RECORDS FOR THE TASK:
"""
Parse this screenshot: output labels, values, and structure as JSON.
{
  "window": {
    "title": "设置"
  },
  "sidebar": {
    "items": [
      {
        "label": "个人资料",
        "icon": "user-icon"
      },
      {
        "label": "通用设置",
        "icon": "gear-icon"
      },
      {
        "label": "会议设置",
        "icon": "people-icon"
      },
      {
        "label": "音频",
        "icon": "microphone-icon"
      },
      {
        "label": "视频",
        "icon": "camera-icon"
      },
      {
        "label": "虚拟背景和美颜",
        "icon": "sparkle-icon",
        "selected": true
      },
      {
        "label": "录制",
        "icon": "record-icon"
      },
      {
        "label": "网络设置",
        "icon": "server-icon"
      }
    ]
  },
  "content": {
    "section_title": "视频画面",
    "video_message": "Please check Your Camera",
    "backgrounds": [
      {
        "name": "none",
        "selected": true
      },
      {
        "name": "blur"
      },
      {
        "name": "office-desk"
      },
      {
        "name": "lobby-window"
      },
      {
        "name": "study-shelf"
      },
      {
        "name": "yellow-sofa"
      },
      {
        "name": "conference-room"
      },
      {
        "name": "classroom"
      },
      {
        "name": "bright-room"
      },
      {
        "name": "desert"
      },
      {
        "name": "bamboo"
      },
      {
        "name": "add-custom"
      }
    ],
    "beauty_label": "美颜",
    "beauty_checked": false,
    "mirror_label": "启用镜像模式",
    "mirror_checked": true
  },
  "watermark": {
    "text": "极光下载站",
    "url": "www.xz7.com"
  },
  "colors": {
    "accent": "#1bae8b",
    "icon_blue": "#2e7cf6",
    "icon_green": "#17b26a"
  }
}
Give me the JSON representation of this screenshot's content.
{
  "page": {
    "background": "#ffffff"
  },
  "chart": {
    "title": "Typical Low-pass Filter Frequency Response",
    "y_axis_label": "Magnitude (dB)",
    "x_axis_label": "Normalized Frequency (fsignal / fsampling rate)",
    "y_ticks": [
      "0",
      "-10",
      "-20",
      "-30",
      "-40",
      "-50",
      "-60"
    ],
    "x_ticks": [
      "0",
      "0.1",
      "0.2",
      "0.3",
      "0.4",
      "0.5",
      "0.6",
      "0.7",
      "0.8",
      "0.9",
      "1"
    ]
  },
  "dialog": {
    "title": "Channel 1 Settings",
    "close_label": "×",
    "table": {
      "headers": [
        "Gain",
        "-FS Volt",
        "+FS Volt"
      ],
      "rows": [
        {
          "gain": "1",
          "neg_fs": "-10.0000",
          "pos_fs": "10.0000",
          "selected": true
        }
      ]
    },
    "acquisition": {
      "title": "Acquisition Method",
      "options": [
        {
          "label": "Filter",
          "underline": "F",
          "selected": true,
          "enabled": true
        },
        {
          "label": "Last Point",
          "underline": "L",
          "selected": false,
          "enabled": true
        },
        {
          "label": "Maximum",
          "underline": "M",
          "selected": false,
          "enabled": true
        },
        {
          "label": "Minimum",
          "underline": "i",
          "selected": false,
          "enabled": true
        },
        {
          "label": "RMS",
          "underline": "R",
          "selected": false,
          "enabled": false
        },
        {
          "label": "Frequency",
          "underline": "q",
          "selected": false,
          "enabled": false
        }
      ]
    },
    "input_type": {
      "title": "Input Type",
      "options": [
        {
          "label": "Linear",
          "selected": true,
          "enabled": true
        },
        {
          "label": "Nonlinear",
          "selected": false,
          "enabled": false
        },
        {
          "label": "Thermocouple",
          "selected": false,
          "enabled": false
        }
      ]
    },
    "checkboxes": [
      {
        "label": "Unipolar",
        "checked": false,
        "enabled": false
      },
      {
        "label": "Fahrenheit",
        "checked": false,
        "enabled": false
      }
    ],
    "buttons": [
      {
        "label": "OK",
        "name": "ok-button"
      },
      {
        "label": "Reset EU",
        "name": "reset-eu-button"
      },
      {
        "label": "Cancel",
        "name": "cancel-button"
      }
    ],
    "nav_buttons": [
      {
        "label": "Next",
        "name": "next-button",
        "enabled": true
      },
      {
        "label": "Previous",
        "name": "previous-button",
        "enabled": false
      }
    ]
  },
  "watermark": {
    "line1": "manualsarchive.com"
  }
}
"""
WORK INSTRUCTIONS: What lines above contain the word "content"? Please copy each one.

WRITTEN SOLUTION:
  "content": {
Give me the JSON representation of this screenshot's content.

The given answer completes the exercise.